Wednesday, 8 October 2014
Expo Center, 1st Floor, Center and Right Foyers (Moon Palace Resort)
H. Bockholt, B. Westphal, W. Haselrieder, and A. Kwade (Institute for Particle Technology, TU Braunschweig)
On the way to environmentally friendly and sustainable mobility lithium-ion batteries are in focus of various research works. Fundamental studies regarding the synthesis of new active materials or improvements of other important components, e.g. electrolytes or binders, are providing essential progress towards efficient e-mobility. In addition to all the material based developments, it is indispensable to gain a more detailed understanding of the main leverages which improve the electric and ionic transport processes inside the electrode and cell. One crucial property is the electrode’s inner structure. Since not only the materials but also the production processes have a considerable impact on the electrode structure, knowledge of the relationships between processes and structures is essential for a targeted electrode manufacturing.

Electrode’s inner structure is basically predetermined by the chosen components, particularly by their particle size distributions and aggregation status (active material, additives) or molecular weight (binder). In addition, some process steps in the manufacturing chain for lithium-ion battery electrodes, such as dispersing and calendering, show crucial impact on the resulting electrode structure. The process modalities while dispersing the powdery materials in a solvent control the desagglomeration degree of the carbon blacks and thus significantly affect the structure in the subsequently produced electrode. Changes in pore diameter distribution (see figure 1), porosity and tortuosity of the pores can be achieved by a more/less intensive or longer/shorter dispersing of the components in the solvent.
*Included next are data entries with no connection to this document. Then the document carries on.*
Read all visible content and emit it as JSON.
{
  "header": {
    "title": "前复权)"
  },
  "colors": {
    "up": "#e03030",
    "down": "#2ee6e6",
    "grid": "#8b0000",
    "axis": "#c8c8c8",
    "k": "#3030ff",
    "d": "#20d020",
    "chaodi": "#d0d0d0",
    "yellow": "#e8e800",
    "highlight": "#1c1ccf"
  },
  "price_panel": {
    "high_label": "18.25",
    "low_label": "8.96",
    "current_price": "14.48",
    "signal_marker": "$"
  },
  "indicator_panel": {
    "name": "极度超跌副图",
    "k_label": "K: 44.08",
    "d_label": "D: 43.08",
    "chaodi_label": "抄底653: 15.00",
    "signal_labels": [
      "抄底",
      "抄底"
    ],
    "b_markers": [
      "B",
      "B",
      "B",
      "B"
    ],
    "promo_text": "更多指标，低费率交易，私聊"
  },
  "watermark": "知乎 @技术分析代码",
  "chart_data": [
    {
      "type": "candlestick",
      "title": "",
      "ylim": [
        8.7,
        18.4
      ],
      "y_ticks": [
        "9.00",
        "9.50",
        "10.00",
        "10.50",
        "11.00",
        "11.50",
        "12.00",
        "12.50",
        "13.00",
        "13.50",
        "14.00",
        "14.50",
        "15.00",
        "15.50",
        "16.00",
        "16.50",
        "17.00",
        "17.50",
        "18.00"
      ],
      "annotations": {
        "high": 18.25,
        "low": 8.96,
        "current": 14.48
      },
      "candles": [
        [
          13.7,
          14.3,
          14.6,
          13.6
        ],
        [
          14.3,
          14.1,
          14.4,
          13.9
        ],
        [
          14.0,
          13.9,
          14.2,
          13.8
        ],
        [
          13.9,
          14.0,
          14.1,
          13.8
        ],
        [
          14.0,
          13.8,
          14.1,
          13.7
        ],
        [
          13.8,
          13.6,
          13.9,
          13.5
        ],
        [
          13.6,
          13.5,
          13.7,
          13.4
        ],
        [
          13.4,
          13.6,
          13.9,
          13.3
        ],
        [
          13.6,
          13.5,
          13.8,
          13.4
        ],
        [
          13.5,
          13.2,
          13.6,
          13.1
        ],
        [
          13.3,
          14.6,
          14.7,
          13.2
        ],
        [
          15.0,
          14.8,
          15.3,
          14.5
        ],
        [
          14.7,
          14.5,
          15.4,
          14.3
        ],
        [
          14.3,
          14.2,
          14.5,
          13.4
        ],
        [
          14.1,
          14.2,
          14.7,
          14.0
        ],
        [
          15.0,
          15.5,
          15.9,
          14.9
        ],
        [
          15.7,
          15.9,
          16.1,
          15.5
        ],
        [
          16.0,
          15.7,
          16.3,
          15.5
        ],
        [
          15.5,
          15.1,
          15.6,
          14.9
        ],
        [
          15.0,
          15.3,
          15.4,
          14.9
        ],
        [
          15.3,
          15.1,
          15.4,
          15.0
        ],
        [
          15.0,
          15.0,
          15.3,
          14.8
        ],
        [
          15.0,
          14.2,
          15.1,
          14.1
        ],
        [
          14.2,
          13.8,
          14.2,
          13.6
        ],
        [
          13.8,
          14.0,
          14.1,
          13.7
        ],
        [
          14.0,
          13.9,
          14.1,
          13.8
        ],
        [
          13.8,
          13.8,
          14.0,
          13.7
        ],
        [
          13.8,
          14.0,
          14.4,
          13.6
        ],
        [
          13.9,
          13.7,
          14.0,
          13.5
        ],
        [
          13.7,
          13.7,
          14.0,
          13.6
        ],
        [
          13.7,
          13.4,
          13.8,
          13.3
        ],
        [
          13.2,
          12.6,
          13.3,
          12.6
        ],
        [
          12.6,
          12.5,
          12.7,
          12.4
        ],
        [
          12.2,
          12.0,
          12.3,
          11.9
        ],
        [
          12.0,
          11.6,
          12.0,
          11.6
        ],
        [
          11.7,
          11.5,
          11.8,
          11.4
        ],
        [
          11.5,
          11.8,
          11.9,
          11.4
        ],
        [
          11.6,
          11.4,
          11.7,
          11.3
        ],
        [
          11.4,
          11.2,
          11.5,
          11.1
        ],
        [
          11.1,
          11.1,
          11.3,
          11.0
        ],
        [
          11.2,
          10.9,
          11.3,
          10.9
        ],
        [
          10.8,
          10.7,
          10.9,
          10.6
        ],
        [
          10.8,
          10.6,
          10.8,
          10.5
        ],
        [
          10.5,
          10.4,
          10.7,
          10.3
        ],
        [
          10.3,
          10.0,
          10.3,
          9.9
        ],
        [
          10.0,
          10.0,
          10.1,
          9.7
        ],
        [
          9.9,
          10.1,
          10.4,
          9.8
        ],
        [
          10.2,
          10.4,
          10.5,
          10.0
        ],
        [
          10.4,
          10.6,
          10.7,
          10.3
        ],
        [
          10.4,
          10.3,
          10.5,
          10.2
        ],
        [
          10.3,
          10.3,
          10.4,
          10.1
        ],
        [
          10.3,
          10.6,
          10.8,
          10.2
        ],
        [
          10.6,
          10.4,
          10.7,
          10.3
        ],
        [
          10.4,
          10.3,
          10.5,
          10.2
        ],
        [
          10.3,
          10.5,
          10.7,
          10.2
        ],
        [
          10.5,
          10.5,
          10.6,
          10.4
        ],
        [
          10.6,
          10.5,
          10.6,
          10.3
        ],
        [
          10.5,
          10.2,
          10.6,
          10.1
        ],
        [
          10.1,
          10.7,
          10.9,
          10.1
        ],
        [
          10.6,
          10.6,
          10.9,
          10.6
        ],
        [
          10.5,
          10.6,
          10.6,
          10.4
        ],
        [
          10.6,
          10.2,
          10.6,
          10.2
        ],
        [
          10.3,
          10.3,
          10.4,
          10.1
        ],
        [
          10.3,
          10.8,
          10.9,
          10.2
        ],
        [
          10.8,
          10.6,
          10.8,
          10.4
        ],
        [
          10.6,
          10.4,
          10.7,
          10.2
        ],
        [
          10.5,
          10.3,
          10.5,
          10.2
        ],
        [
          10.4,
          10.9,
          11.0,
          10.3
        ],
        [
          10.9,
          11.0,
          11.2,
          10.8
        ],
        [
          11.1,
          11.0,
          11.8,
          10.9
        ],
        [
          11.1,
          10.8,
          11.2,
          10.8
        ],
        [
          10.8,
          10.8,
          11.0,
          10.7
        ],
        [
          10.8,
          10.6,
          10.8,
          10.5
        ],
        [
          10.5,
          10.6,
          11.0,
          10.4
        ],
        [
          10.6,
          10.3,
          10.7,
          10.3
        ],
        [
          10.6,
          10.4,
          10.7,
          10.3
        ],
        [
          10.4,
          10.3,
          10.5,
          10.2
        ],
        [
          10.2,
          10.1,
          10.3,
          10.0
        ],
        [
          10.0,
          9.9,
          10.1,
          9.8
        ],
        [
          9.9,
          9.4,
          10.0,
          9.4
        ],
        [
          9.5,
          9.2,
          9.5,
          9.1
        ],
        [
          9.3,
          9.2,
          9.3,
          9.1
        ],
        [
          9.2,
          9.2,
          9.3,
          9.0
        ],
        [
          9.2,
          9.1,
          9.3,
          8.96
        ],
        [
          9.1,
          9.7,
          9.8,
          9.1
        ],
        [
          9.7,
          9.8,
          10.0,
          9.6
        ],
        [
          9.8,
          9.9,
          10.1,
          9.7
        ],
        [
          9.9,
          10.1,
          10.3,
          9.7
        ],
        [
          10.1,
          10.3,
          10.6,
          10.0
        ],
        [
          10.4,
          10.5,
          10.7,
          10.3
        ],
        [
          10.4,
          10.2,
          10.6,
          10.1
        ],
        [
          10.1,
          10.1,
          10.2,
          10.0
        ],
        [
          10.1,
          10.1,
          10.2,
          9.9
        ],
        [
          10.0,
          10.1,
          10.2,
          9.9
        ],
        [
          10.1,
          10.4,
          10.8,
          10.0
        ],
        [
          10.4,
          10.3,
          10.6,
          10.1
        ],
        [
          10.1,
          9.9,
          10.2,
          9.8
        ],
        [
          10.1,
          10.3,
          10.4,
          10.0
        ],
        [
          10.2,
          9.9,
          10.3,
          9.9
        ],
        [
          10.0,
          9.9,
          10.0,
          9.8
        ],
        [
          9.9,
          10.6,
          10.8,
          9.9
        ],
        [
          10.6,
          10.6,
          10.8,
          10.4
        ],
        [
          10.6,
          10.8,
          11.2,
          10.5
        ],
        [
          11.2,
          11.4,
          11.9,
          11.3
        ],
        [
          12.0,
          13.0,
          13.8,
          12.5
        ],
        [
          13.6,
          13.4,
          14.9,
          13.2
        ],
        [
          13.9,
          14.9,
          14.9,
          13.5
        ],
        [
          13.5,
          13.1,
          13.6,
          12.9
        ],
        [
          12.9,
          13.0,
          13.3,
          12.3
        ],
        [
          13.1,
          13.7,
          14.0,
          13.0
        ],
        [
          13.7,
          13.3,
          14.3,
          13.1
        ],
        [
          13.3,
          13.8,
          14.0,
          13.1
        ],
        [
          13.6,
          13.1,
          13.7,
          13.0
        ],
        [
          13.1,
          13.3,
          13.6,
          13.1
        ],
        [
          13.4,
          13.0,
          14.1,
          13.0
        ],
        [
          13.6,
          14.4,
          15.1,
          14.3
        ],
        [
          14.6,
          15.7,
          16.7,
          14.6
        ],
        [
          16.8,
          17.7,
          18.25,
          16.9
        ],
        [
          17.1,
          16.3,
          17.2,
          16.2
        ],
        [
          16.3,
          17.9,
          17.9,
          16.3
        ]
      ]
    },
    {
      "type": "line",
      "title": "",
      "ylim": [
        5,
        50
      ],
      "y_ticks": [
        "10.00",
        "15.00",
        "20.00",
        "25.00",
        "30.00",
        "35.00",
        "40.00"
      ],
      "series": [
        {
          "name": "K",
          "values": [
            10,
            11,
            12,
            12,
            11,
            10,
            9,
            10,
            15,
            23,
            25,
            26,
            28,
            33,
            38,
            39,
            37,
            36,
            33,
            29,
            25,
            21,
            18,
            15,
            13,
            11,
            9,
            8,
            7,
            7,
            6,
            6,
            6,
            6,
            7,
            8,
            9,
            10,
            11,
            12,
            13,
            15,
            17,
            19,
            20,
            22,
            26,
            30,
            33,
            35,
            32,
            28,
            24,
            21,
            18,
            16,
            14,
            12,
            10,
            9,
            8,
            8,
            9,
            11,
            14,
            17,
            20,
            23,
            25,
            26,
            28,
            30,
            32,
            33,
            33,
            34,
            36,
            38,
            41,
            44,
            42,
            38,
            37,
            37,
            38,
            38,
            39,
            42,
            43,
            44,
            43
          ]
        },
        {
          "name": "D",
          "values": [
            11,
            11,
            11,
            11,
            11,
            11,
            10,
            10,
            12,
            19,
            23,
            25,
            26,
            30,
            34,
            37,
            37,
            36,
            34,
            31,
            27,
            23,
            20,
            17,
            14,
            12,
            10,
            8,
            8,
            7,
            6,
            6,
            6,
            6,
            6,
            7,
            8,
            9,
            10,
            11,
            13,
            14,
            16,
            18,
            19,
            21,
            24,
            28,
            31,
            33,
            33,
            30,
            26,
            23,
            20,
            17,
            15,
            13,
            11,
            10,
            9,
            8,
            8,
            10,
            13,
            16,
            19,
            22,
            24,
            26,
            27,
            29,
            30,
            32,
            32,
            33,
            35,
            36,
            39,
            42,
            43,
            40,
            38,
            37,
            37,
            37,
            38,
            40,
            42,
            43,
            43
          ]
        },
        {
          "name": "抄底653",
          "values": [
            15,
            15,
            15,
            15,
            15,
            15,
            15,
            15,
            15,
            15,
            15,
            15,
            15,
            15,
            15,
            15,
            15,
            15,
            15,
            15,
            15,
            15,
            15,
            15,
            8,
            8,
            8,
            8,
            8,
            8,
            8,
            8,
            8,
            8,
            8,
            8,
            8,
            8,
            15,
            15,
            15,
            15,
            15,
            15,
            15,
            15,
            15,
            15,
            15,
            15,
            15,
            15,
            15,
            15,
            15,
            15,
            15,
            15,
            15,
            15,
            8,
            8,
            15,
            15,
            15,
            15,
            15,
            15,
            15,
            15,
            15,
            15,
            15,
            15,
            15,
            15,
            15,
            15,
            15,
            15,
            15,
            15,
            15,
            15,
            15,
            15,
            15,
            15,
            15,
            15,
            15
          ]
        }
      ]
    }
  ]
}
To predict these structural alterations it is necessary to learn more about the suspension properties, especially about its structure.

Colloidal suspensions are commonly analyzed regarding their rheological characteristics in terms of flow behavior to estimate the properties for further processing steps like coating. In addition, rheological measurements can provide indirect structural information of battery suspensions, for instance concerning the fragmentation degree of the carbon black and the structural changes in the suspension while dispersing. Figure 2 exemplarily depicts the observed differences between suspensions with an aggregated particle-network (solid/gel like: phase angle 0°) to a more liquid-like (phase angle increasing up to 90°) suspension structure. A notable structural decrease can be identified after 45 minutes of dispersing compared to a shorter dispersing time of 10 minutes.

The correlation between suspension structure, analyzed via rheological measurements, and the resulting electrode structure, characterized via mercury porosimetry, is in the focus of the presented work. Additional investigations on the interrelations between structures and electric or ionic transport processes as well as electrochemical cell performances provide a basis for targeted electrode manufacturing.